Wave-watching in paradise
Last week I returned to Byron again.
We were lucky. We managed to get a cancellation so we could stay overnight Saturday. Normally, you have to book weeks in advance to get a room or apartment of choice. One thing that seems incompatible with Byron's image and raison d'être is the fact that rarely can you visit spontaneously, deciding on a Thursday that you fancy the weekend in your favourite place, and be able to find somewhere to stay.
We decided to drive 'over the top' into New South Wales, via the delightful Numinbah Valley and the Springbrook escarpment. Leave the Pacific Highway at Nerang and take the Nerang-Murwillumbah Road. We turned off left soon after to look at the Hinze Dam. (There was no sign of a dam but there was a tree-lined lake!) Leaving Murwillumbah, follow the Tweed Valley Way to rejoin the Highway for the last 20-odd kilometres to Byron.
It's a longer, fiddlier way, but prettier, and there was hardly a thing on the road. There must have been a bikie convention somewhere though because there was a disproportionate number of unmuffled bikers in convoy on our route. Maybe they just enjoy the twisty-turny climbs and descents. It was a beautiful morning but there was a lot of evidence of the recent heavy rains and flooding (above). We stopped for a coffee just before Natural Bridge and were told there'd been so much rain ducks had drowned. The greens were glorious.
As we headed down the Tweed Valley there were a few sprinkles from unwelcome clouds, but they backed off as we drove along Ewingsdale Road from the Pacific Highway to the sea. Haven't I always told you that the sun smiles on those who arrive in Byron Bay?
One reason we were here was that my friend wanted to go to the beach. So off to Broken Head we went. He wrestled with waves: I photographed them.
Have I told you how lovely the Bay is at sundown?
The next day was the first Sunday in the month, so Byron Markets day. It has to be one of the most colourful markets I've ever seen. There's good music and like-minded souls. We chatted to a man on the Sea Shepherd stall for quite a bit, although he was preaching to the converted. And we listened to a musician on a cigar-box guitar and four other instruments at the same time. It was very hot in the sun and we drank lots of juice while buying a hat, two chairs, many candles and some bunting.
And then it was off to the beach again. I had wanted to go to Wategos but it was rammed and there was nowhere to park. So we went to Tallows, where there was virtually no one.
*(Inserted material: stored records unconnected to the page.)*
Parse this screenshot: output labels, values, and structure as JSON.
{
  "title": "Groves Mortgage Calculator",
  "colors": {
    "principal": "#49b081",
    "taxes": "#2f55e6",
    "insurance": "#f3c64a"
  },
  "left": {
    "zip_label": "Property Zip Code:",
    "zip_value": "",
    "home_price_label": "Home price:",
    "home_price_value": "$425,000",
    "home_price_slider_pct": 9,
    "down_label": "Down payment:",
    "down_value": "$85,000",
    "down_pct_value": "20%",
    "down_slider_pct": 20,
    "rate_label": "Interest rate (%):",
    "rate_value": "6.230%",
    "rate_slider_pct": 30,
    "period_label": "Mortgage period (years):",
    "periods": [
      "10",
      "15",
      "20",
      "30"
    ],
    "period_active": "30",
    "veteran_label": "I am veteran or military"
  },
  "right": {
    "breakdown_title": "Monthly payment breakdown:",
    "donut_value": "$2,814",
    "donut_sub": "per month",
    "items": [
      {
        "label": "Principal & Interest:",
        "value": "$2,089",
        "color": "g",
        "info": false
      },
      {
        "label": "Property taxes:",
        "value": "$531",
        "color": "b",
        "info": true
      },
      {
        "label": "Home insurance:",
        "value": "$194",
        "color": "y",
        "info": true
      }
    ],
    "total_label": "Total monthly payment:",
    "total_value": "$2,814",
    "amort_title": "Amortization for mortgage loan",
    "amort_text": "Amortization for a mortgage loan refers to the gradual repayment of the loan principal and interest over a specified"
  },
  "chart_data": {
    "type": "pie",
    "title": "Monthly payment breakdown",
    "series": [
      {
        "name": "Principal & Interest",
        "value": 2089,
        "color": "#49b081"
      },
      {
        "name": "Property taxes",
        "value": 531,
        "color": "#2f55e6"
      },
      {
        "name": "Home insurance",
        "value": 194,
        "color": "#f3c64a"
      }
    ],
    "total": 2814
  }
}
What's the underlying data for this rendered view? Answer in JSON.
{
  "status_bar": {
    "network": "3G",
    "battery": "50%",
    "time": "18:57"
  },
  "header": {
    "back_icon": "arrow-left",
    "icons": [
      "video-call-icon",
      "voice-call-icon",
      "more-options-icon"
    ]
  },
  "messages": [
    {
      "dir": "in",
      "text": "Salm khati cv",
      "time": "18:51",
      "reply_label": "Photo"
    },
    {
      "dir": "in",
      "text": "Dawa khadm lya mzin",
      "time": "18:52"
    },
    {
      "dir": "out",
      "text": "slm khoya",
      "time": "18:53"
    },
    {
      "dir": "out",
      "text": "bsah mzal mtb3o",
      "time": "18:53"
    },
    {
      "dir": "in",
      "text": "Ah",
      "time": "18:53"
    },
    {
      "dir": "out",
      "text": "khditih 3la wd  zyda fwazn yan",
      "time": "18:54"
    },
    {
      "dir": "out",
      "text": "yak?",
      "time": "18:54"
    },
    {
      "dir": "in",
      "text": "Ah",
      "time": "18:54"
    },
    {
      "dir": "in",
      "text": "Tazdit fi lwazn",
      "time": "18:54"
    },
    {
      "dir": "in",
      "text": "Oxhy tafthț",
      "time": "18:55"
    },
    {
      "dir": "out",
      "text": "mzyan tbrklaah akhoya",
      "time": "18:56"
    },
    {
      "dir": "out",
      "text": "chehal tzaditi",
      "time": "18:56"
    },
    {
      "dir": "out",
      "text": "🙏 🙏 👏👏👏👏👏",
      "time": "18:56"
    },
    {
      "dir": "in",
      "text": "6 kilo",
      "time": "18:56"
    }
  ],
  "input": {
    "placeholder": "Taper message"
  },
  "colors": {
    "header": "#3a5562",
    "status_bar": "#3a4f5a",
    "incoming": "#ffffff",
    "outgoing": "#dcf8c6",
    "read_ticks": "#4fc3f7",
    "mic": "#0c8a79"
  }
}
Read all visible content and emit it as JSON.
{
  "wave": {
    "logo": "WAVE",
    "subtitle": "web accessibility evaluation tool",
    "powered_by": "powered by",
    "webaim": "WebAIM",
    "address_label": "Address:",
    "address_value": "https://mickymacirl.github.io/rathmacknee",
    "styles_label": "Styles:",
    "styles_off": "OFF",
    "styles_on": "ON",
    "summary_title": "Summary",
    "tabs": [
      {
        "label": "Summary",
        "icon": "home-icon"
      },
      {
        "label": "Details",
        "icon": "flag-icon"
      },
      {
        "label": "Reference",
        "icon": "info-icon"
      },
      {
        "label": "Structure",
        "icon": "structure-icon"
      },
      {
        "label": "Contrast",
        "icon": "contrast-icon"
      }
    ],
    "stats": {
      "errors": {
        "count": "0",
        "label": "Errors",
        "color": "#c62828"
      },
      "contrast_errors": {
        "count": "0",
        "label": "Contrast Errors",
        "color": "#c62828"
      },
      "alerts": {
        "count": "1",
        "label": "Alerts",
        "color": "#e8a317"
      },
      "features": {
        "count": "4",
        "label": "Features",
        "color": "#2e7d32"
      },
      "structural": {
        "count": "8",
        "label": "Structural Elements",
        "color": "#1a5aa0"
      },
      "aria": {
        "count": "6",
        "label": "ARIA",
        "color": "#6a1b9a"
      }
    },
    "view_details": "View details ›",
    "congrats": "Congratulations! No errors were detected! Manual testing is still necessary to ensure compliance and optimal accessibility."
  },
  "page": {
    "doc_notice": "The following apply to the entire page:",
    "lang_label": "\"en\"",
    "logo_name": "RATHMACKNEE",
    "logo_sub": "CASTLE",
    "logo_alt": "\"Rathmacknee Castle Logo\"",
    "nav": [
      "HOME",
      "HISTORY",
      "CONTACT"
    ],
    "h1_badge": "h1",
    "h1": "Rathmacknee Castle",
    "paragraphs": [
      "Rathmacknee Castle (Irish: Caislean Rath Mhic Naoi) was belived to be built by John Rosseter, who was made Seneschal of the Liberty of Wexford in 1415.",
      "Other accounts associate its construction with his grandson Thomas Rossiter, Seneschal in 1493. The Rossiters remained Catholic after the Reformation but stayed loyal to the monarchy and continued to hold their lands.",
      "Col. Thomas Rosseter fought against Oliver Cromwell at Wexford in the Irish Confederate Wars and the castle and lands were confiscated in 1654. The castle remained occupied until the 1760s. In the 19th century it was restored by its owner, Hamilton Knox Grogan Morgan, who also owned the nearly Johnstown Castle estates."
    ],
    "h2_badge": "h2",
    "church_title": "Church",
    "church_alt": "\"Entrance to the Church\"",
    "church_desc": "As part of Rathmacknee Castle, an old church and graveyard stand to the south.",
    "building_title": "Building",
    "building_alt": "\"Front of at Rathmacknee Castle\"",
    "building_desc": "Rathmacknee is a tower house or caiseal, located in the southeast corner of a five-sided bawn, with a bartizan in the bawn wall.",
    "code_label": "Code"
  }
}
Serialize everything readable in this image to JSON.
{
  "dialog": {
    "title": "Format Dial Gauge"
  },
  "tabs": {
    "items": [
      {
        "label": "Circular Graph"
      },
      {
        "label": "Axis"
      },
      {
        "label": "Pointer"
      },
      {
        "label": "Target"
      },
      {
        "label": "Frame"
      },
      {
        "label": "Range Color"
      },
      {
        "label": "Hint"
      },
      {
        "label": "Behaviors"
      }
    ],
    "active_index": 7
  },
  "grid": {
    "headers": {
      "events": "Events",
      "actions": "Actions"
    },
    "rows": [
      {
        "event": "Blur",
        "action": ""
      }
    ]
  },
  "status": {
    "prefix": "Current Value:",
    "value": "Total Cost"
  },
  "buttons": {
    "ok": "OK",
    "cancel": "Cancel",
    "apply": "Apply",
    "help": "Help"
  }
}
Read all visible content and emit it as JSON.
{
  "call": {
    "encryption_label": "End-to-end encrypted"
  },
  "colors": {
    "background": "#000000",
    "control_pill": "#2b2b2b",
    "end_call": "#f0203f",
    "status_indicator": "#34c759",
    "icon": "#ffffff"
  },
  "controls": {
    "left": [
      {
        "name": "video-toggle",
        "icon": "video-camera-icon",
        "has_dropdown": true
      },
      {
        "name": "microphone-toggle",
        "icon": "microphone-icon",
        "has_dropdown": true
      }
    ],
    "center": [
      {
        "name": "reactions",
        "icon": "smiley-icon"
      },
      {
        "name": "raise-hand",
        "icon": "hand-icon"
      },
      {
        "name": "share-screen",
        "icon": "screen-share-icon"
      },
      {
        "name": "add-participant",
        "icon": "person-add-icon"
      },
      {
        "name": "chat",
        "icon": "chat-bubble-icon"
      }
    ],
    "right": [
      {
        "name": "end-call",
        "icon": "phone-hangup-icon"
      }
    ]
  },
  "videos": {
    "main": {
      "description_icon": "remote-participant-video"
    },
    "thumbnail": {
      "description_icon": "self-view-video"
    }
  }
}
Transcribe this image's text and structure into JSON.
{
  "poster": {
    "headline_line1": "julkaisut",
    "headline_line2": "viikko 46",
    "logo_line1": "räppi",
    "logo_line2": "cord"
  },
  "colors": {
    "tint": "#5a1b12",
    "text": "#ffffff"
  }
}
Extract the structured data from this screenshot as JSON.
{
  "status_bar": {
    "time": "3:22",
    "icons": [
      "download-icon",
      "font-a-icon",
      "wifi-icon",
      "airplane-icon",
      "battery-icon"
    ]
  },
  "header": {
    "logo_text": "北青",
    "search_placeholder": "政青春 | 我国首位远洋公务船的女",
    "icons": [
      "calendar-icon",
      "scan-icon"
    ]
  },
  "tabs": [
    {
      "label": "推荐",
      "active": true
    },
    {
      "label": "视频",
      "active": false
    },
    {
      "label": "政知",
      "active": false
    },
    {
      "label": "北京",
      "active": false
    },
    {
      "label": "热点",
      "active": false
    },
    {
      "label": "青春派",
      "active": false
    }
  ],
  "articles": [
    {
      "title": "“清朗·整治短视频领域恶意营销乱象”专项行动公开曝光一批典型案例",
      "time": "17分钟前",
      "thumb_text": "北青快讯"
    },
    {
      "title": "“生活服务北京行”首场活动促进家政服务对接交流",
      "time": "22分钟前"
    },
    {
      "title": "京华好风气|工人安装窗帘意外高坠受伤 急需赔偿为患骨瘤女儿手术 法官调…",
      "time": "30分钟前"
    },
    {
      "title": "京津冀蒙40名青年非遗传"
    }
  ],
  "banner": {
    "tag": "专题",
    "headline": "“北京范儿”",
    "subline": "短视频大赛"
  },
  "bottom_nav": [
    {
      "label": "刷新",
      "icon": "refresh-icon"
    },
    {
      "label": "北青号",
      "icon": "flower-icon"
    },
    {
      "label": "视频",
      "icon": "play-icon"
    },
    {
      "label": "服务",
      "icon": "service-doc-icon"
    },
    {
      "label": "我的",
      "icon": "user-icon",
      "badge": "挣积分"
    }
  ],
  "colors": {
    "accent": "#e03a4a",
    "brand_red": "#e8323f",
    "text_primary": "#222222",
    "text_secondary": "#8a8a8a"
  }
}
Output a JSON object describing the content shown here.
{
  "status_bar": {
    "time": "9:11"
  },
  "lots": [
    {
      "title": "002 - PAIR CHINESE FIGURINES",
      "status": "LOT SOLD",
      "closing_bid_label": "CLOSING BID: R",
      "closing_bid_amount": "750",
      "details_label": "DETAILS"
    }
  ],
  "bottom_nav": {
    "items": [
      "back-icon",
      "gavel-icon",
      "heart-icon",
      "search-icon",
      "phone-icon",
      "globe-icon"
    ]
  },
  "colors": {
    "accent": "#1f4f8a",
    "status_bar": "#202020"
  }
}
Despite big surf and a strong current, I ventured into the waves – an indication of how relaxed I was – as well as watching them, again.
Too soon, it was time to return to Brisbane. Leaving Byron is always a wrench. But there's always a couple of hundred photographs to remind me.